Bev Schechtman 30:40
God for the most part, I mean, that’s I have a very, very strong faith in God. And we’ve spoken about that. Without that I. I don’t know. I don’t think I would have been able to survive any of this. And then my family and friends. It really sounds cliche, but your dog Griffin. And he is really like he is like a like a little emotional support dog. I just wanted to add one more thing, Claudia that I think is really important to say that, that I neglected to say before, is in this push for, you know, basically vilifying pain patients, they have this new thing where there’s they’re basically trying to say that chronic pain is a mental illness and that it’s it’s caused by mental illness. And so they wanted to treat it with mental math, like psych psychiatric drugs. And so I just want Yeah, I want to warn people about that. Because just be very careful. If you’re struggling with depression or anxiety, absolutely, if you need help talk to your doctor.

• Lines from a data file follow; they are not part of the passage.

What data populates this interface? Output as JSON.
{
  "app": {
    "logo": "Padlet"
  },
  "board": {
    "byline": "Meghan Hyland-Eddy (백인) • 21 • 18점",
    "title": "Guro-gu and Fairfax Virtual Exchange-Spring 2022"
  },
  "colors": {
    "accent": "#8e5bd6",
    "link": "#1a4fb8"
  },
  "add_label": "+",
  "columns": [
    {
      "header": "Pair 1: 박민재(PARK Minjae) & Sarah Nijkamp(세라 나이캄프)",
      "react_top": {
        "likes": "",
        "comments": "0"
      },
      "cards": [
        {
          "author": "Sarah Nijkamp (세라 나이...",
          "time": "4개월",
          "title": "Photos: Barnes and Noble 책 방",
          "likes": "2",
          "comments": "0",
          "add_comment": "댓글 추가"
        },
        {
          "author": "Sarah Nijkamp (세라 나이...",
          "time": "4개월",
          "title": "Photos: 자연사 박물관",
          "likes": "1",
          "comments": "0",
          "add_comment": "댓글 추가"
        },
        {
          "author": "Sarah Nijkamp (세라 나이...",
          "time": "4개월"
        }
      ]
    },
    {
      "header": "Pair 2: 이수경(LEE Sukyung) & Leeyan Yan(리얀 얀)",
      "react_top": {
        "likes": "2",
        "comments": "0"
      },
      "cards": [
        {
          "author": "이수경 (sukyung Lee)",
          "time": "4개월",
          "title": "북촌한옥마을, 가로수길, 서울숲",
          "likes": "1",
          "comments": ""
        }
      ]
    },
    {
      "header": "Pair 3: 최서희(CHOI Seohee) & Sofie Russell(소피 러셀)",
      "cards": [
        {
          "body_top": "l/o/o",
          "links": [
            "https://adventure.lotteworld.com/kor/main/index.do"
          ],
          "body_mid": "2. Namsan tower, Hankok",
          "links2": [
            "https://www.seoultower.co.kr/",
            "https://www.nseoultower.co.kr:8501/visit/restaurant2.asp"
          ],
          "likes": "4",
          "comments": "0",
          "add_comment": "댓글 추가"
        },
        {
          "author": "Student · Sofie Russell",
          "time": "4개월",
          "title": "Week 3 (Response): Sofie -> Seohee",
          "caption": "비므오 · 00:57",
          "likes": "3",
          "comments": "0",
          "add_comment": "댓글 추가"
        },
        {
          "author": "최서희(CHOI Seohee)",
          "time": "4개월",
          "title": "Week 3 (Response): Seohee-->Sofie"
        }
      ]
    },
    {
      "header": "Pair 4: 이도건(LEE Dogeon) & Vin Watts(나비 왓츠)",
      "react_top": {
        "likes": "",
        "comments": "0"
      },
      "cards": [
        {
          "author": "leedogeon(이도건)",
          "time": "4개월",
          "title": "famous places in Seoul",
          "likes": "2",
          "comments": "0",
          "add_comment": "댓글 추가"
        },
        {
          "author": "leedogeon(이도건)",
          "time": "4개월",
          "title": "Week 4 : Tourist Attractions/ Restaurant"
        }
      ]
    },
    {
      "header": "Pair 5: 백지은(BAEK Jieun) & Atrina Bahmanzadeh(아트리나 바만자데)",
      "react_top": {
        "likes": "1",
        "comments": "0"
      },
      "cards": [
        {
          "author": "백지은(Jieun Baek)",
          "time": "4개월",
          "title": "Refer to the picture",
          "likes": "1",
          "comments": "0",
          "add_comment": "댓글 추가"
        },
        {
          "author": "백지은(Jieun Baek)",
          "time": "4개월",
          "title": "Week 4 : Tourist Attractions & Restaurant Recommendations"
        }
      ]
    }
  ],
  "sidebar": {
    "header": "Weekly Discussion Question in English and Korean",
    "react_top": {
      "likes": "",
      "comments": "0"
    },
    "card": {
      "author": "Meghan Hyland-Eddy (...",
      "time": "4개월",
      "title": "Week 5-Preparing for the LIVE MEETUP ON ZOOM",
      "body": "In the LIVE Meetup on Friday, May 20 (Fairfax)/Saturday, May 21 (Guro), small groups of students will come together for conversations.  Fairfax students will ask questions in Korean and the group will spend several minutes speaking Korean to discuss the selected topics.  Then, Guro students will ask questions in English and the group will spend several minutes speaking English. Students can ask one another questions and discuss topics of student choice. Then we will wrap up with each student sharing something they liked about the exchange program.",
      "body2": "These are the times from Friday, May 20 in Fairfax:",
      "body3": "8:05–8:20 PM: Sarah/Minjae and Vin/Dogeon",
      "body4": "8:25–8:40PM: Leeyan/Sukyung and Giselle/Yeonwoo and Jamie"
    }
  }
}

But if you’re going and you have a chronic illness, and you’re kind of struggling with being sad, don’t tell them because they’re going to take your pain medication away, and they’re going to say that your pain is only because you’re sad, and they’re gonna they’re gonna make you feel like it’s your fault. And then

Claudia Merandi 31:52
you can’t wait. We can’t be honest with our doctors. So people with mental illness and chronic pain, they have a double whammy. Yes. And we know people have been forced to choose between their, their their anxiety medication or their pain medication. Yes.

Listen,

you are wonderful. Thank you so much for taking time out of your day your dog has been very well behaved. You will continue to fight the good fight and visit you can follow Beverley work on Twitter. How can people follow you on Twitter? Um,

Bev Schechtman 32:28
well My name is that you could look up my name or you could look up IBD girl 76 IBD girl 76 and you’re also on Facebook. I am on Facebook. Bev schechtman. You can follow me there. And yeah, if you need anything, if you need an advocate or just some information, feel free to reach out to us. And you know,

Claudia Merandi 32:45
hey, thanks so much for joining us. Tune in for the next episode of don’t punish pain with Claudia. We are here to enlighten you on what’s really happening in the country. When taken as prescribed and stored correctly. FDA approved opioids remain to be safe and effective to treat both acute and chronic pain. We are here to debunk the just science that this country has been fed with. Have a great day, everybody. Thank you. Thanks for having me.